Multiple Disk Platforms for Streaming Media Servers
A single disk server is not appropriate for most applications for several reasons. First, its storage capacity might not be large enough to store all required objects. Second, the bandwidth of a single disk is limited to a small number of simultaneous displays. Third, the bandwidth requirements of an object might exceed that of a single disk drive. Hence, multi-disk architectures are introduced to resolve these limitations.
Assuming SM servers with multiple disk drives, the data blocks are assigned to the disks in order to distribute the load of a display evenly across the disks. Thus, data placement can affect the continuous display and performance of SM servers in conjunction of the scheduling techniques. There are two well-known approaches to assign blocks of an object across multiple disk drives: constrained and unconstrained. A typical example of constrained data placement is round-robin , , . As suggested by its name, this technique assigns the blocks of an object to the disks in a round-robin manner, starting with an arbitrarily chosen disk. Assuming d disks in the system, if the first block of an object X is assigned to disk di, jih block of X is assigned to disk d(i+j1) mod d where 0 ≤ i, j < d. An example of unconstrained data placement is random , ,  which assigns data blocks to disk drives using a random number generator.
Based on scheduling and data placement techniques, we can classify continuous display techniques on multi-disk SM servers. There are four possible approaches: 1) cycle-based and round-robin, 2) deadline-driven and random, 3) cycle-based and random, and 4) deadline-driven and round-robin.
Many studies , , , ,  investigated the combination of cycle-based scheduling and round-robin data placement. With this approach, one block is retrieved from each disk drive for each display in every time period. Thus, assuming d disk drives in the system, data retrieval for a display cycles through all d disks in d successive time periods, following the round-robin data placement in a lock-step manner. The system load should be distributed across disk drives to prevent formation of bottlenecks. This load can be balanced by intentionally delaying the retrieval of the first block of requested object whenever a bottleneck is formed on a disk drive (see Section 3.2 for details). Due to the harmony of round-robin data placement and periodic cycle-based data retrieval, this approach provides a deterministic service guarantee for a hiccup-free display of a SM object once its retrieval is initiated. This approach maximizes the utilization of disk bandwidth by distributing the load of a display across the disks evenly. Thus, the system throughput scales linearly as a function of the number of disk drives in the system. The drawback of this approach is that the startup latency also scales  because the system might delay the initiation of data retrievals of objects. Thus, this approach is suitable to the applications that require a high throughput and can tolerate a long startup latency such as movie-on-demand systems.
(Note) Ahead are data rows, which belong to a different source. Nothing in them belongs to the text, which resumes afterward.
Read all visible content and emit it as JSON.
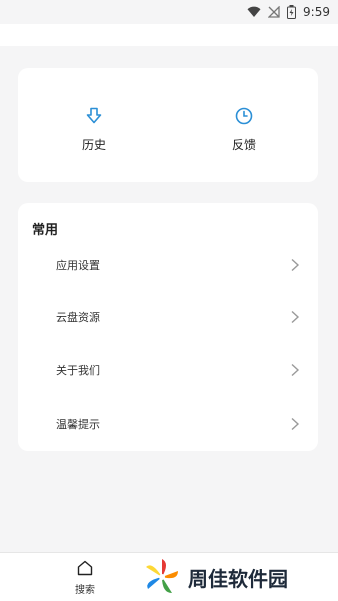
{
  "status_bar": {
    "time": "9:59"
  },
  "quick_actions": [
    {
      "label": "历史",
      "icon": "history-download-icon"
    },
    {
      "label": "反馈",
      "icon": "feedback-clock-icon"
    }
  ],
  "common": {
    "title": "常用",
    "items": [
      {
        "label": "应用设置"
      },
      {
        "label": "云盘资源"
      },
      {
        "label": "关于我们"
      },
      {
        "label": "温馨提示"
      }
    ]
  },
  "tab_bar": {
    "tabs": [
      {
        "label": "搜索",
        "icon": "home-icon"
      }
    ]
  },
  "watermark": {
    "text": "周佳软件园"
  },
  "colors": {
    "accent": "#2b8fd6",
    "background": "#f5f5f6",
    "card": "#ffffff"
  }
}
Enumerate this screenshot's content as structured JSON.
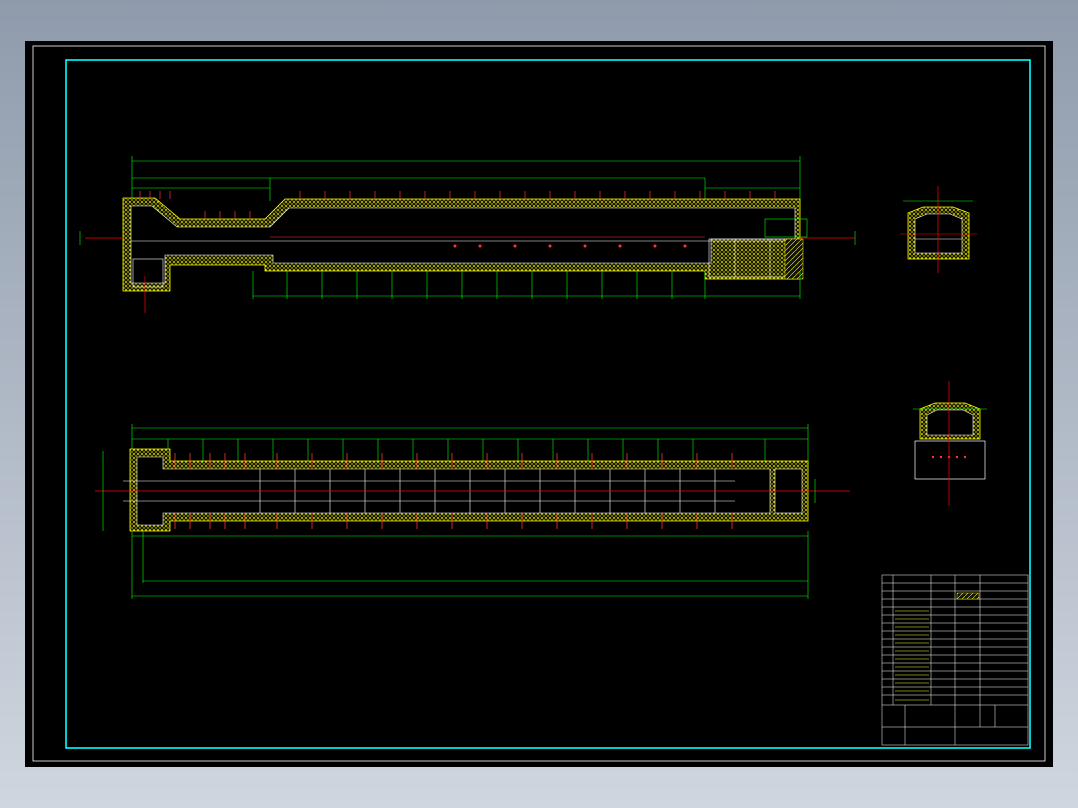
{
  "title_block": {
    "drawing_title": "",
    "designer": "",
    "checker": "",
    "approver": "",
    "scale": "",
    "sheet": ""
  },
  "colors": {
    "background": "#000000",
    "frame": "#00ffff",
    "insulation": "#ffff00",
    "dimension": "#00ff00",
    "centerline": "#ff0000",
    "wall": "#ffffff"
  }
}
A few studies , , ,  have investigated the approach with deadline-driven scheduling and random data placement. By controlling the deadlines for block retrievals, this approach can provide a shorter startup latency than the cycle-based and round-robin approach. Hence, this approach is more appropriate to the applications requiring a short start latency such as a digital editing system. However, this approach may suffer from the statistical variation of the number of block retrievals in a disk drive. Due to the nature of random data placement, a disk might receive more than its fair share of requests. A formation of bottleneck on a disk drive may result in the violation of deadlines set forth on requested blocks, causing some displays to incur hiccups. This hiccup probability might be significant depending on the system load.
The approach based on a cycle-based scheduling and random data placement is discarded from further considerations because of the following drawbacks. First, this approach cannot provide the deterministic service guarantee as with the cycle-based and round-robin approach due to a random placement of data. Second, this approach cannot provide a short startup latency as with the deadline-driven and random methods because of the cycle-based scheduling. Third, this approach results in a low utilization of disk bandwidth because requests might be distributed unevenly across the disks and those disks that finish a cycle early remain idle until other disks finish (based on the assumption that requests for the next blocks are issued at the end of the current cycle).
Similarly, we will not consider the approach with a deadline-driven scheduling and round-robin data placement. With this approach, once a bottleneck is formed on a disk drive, it will reoccur repeatedly due to the round-robin placement of data and the sequential data retrievals of SM displays. For example, when a bottleneck is formed on disk d0, it will reoccur most probably on the adjacent disk d1 that has the next blocks of displays participating in the formation of the bottleneck on d0. Thus, the formation of bottleneck reoccurs across disks in a round-robin manner. The bottleneck is resolved only when one or more participating displays terminate. Assuming a movie-on-demand system, a bottleneck could last for the entire display time of a movie, say 2 hours, in the worst case. With random data placement, the bottleneck is resolved quickly because the system load will be redistributed based on the random placement of data.